RAW DATA
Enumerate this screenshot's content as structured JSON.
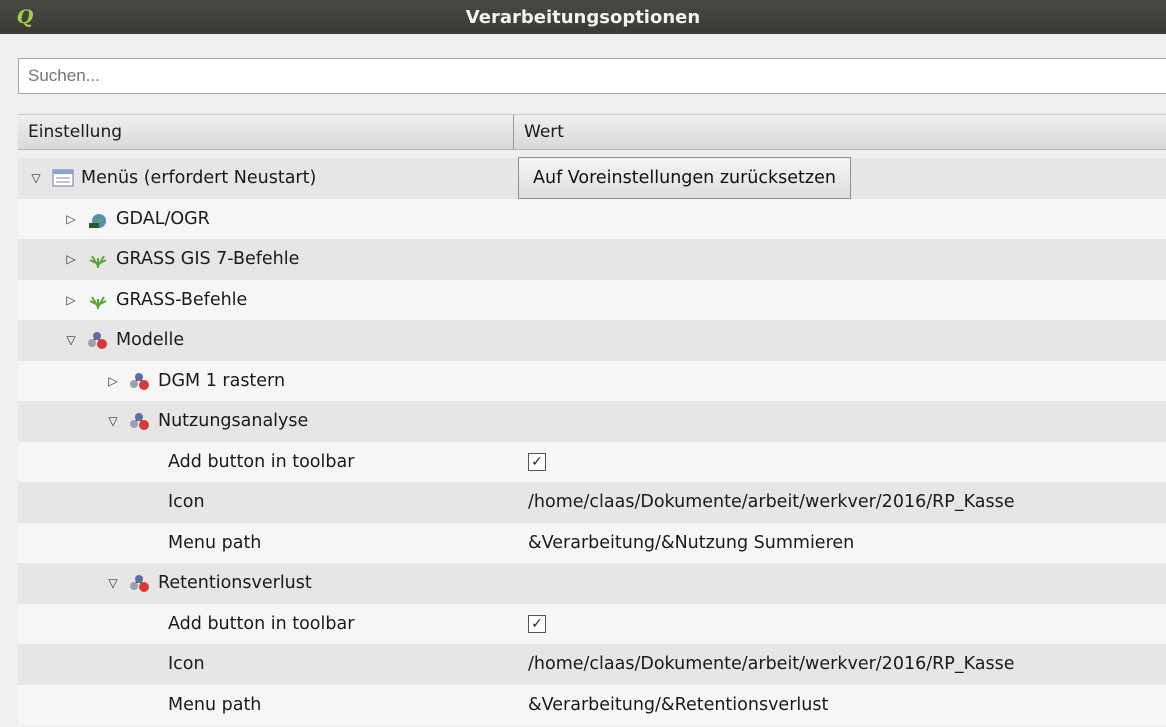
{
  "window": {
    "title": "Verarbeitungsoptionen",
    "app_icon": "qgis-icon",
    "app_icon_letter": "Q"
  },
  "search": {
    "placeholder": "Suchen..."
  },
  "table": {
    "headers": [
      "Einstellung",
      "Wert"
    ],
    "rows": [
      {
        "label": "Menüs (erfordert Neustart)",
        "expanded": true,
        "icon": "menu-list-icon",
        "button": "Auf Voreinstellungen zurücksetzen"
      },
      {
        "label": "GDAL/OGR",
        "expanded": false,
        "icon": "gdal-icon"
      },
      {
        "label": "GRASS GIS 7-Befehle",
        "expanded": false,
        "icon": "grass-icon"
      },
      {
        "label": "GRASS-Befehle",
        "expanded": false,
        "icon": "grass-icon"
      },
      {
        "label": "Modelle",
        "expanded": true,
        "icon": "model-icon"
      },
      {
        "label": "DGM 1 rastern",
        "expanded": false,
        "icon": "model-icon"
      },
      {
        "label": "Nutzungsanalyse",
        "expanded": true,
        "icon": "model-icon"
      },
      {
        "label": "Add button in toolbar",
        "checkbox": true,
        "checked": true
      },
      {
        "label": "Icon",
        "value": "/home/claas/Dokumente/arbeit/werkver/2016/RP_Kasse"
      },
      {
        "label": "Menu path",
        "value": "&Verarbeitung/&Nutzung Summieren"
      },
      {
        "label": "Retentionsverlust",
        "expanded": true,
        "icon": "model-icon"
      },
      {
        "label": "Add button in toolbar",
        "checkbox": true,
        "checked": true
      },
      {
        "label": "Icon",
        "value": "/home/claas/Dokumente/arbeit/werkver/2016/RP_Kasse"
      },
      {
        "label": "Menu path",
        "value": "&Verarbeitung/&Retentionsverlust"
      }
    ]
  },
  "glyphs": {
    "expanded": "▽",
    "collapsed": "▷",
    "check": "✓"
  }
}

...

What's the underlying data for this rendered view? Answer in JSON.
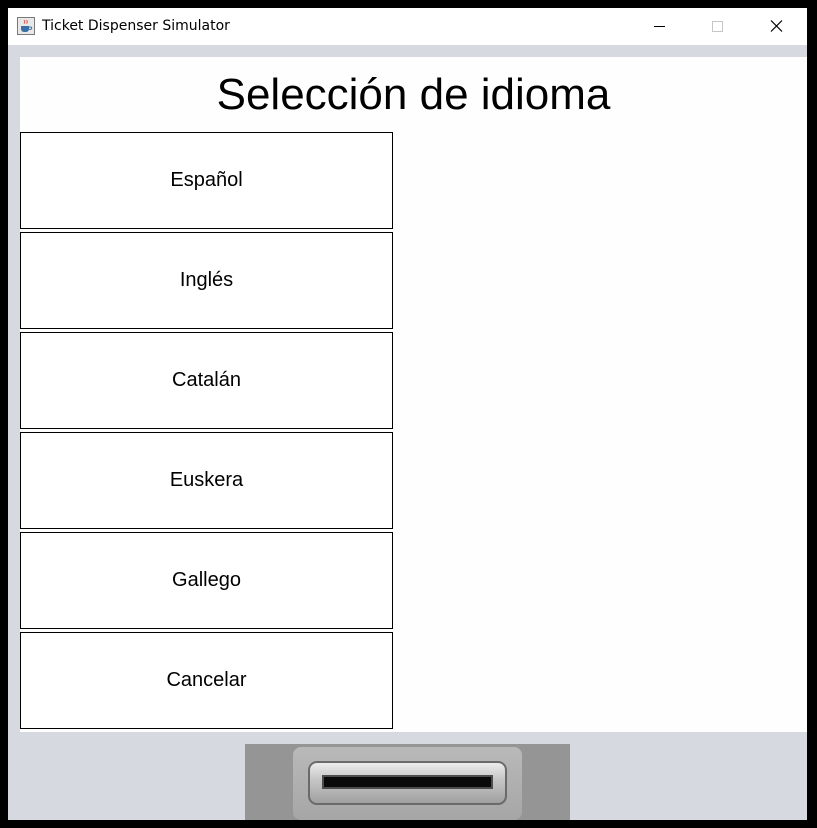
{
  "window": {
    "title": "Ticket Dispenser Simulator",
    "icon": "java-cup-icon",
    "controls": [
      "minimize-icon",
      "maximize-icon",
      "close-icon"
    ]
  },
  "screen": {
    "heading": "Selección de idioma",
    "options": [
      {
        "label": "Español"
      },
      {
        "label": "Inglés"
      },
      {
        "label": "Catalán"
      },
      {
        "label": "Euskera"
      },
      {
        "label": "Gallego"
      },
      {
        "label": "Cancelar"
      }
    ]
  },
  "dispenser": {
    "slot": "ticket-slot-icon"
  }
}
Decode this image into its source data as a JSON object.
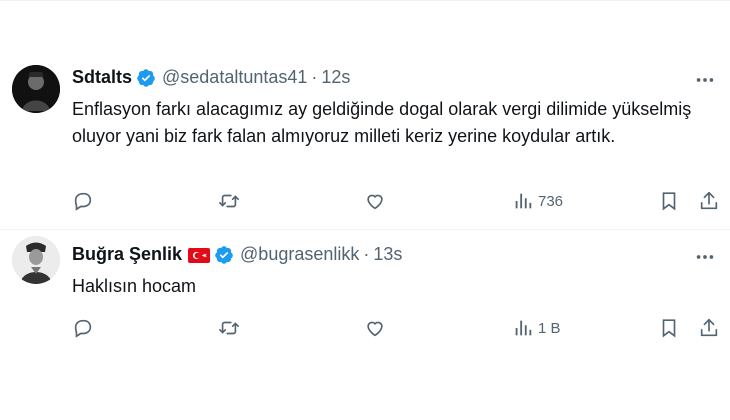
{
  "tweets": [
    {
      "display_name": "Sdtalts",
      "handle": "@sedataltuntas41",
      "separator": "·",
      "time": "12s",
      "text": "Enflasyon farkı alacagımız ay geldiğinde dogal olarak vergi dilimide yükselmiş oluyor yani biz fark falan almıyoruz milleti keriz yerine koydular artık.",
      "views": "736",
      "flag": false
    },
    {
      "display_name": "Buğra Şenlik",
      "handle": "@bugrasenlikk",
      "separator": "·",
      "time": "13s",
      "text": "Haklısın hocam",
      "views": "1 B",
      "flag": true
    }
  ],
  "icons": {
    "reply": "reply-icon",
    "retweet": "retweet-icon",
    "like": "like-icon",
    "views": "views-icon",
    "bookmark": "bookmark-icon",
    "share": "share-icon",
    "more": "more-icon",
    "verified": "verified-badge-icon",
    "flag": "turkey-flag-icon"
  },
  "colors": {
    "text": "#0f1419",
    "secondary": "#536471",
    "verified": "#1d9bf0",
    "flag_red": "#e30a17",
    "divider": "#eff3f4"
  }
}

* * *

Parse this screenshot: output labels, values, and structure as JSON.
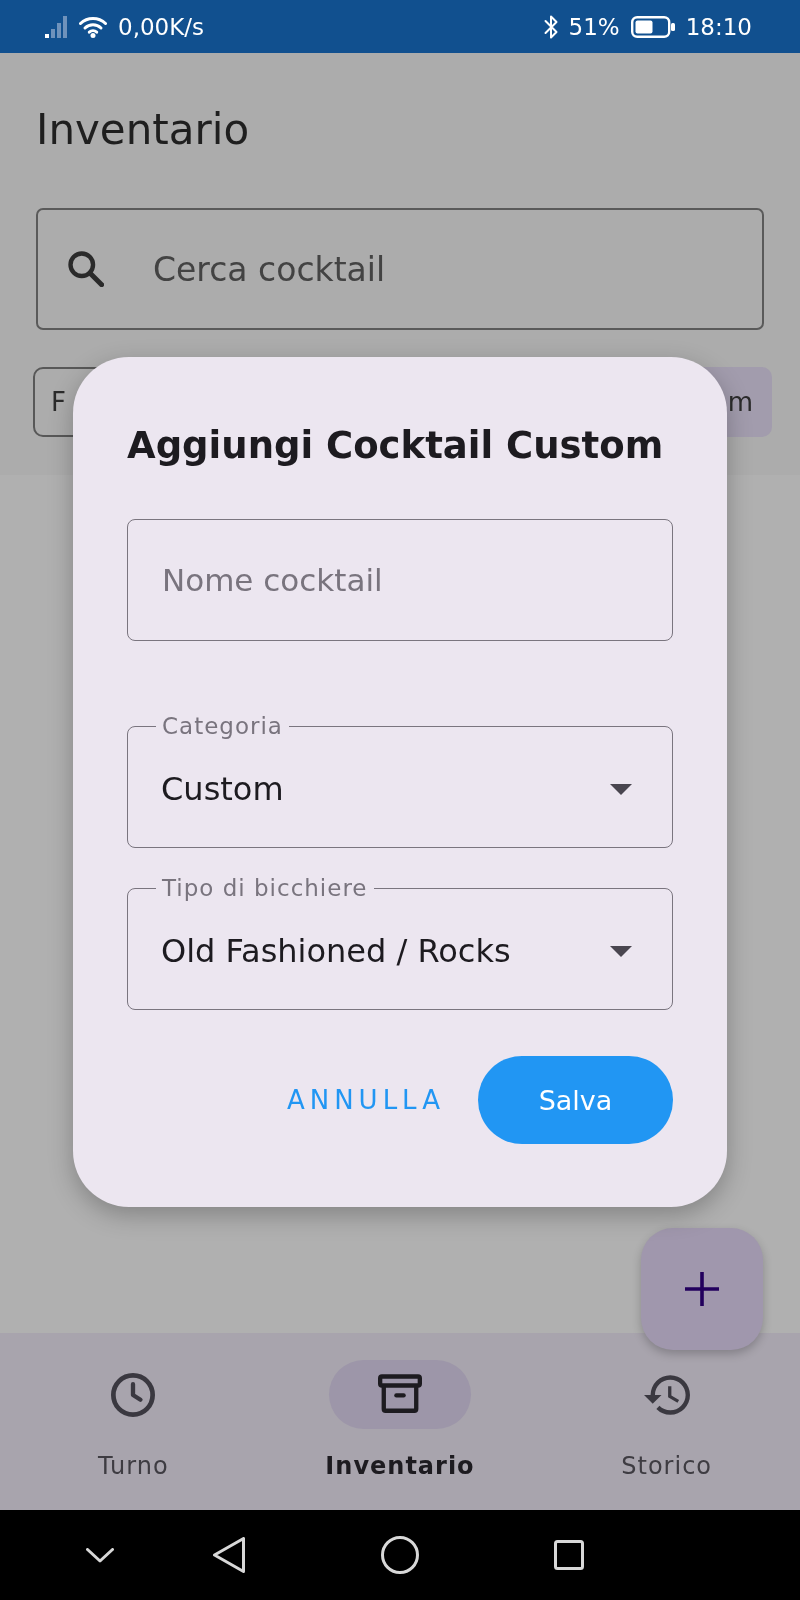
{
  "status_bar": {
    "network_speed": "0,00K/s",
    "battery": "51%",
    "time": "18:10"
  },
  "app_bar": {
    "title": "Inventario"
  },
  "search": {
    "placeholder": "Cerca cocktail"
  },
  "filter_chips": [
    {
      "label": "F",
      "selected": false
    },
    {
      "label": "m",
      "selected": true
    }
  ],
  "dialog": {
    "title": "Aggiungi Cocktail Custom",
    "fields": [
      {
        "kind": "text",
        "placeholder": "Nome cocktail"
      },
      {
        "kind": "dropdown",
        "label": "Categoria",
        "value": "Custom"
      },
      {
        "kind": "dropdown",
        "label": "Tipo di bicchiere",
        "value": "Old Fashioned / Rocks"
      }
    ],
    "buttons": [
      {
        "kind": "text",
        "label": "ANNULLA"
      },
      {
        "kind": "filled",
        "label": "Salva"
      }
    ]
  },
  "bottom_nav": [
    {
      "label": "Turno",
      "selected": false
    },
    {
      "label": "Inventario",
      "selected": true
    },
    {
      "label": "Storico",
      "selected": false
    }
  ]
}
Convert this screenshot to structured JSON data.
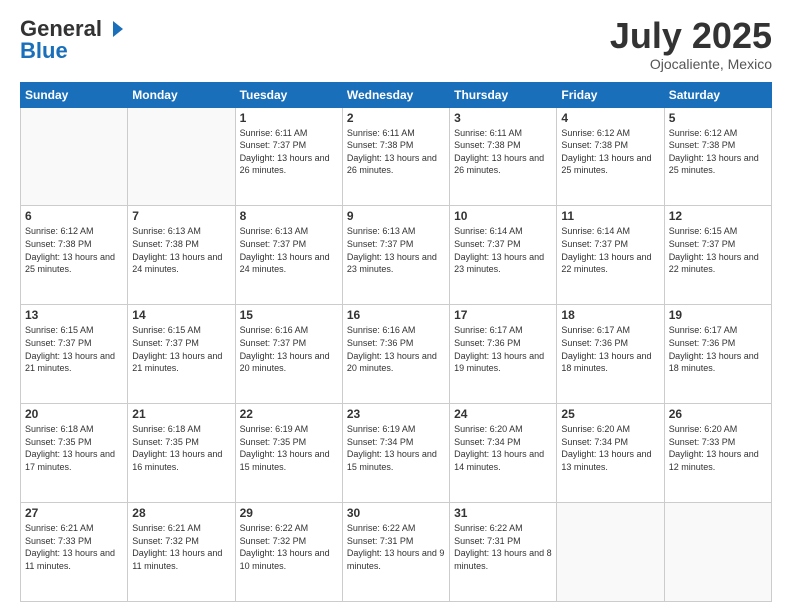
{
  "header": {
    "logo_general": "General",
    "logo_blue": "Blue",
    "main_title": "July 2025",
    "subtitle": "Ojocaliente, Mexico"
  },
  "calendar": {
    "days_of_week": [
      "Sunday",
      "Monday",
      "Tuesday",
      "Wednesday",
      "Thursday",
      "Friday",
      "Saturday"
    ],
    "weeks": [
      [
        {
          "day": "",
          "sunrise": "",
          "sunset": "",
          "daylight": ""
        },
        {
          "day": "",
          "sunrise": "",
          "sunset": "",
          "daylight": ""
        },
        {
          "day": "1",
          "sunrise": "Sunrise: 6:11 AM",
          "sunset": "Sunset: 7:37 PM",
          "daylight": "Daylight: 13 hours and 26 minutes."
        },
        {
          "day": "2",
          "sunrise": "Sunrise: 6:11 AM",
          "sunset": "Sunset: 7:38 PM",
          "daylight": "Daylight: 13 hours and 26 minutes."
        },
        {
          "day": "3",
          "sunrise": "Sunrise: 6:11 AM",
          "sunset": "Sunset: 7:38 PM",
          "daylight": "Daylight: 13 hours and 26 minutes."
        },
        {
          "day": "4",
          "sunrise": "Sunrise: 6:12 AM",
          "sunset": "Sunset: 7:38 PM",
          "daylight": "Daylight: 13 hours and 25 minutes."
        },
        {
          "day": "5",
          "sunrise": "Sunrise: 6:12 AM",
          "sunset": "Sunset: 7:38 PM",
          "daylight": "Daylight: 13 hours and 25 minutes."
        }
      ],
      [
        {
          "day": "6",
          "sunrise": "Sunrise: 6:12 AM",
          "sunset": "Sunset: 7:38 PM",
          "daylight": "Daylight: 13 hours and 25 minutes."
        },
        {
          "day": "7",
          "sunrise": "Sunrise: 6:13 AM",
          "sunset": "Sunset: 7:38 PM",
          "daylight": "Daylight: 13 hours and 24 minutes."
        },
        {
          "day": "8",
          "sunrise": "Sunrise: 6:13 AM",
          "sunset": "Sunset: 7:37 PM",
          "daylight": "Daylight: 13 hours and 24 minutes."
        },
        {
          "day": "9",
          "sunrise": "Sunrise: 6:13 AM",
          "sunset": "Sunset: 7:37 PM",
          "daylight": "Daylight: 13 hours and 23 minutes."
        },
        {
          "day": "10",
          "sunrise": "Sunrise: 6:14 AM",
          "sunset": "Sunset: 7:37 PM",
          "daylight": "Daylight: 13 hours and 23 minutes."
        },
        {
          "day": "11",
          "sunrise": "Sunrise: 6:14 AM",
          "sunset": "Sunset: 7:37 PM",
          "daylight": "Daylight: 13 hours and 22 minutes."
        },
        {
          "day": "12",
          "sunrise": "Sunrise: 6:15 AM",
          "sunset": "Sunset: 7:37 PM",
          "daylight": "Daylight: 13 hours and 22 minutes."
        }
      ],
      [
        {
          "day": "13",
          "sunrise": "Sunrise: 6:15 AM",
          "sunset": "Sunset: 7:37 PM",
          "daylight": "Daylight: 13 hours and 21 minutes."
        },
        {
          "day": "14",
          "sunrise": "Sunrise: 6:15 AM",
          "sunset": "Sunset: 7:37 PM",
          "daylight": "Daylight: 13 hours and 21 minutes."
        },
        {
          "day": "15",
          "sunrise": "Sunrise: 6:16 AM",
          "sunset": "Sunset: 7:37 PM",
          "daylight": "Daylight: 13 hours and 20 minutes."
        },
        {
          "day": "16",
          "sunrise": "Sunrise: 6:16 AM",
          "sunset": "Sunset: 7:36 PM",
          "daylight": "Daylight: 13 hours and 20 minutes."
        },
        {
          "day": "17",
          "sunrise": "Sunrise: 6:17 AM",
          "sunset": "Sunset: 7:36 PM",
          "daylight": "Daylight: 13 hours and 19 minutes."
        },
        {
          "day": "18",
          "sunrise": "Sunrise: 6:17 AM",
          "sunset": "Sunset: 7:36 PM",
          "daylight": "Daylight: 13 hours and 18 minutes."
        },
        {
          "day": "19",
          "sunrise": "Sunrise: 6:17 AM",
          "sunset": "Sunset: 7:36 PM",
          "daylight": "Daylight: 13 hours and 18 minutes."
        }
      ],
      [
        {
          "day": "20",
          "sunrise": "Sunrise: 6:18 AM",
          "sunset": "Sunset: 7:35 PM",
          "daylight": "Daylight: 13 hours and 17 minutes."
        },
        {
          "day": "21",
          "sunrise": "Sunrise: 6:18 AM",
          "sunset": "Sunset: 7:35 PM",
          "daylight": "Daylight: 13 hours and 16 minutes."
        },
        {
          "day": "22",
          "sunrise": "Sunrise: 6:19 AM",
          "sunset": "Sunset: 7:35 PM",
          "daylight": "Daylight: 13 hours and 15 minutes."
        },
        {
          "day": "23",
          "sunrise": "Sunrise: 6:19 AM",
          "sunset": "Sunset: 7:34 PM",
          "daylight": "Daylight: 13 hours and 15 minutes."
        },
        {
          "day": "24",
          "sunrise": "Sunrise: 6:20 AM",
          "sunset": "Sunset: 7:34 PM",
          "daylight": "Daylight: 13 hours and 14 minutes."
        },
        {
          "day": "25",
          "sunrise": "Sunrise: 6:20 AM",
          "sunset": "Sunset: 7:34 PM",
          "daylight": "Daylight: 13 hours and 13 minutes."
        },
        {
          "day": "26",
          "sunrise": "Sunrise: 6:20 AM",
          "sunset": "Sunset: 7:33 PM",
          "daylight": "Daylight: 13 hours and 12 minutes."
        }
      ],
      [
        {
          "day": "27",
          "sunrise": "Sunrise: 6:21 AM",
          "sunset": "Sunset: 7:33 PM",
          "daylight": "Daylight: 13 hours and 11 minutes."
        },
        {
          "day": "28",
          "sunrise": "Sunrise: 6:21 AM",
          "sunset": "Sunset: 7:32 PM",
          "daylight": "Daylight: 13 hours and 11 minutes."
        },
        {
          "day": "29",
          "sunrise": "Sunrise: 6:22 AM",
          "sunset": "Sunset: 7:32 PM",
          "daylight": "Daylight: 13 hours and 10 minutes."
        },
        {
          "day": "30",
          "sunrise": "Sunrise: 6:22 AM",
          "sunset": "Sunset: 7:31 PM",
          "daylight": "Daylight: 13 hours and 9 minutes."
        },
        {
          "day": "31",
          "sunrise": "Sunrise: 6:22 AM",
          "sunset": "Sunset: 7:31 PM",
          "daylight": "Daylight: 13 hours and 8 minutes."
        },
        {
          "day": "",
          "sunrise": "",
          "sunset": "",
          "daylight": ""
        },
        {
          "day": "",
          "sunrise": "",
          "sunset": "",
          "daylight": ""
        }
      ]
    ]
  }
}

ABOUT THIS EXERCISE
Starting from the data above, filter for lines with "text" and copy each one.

THE ANSWER
      "text": "Enflasyon farkı alacagımız ay geldiğinde dogal olarak vergi dilimide yükselmiş oluyor yani biz fark falan almıyoruz milleti keriz yerine koydular artık.",
      "text": "Haklısın hocam",
    "text": "#0f1419",
        "kind": "text",
        "kind": "text",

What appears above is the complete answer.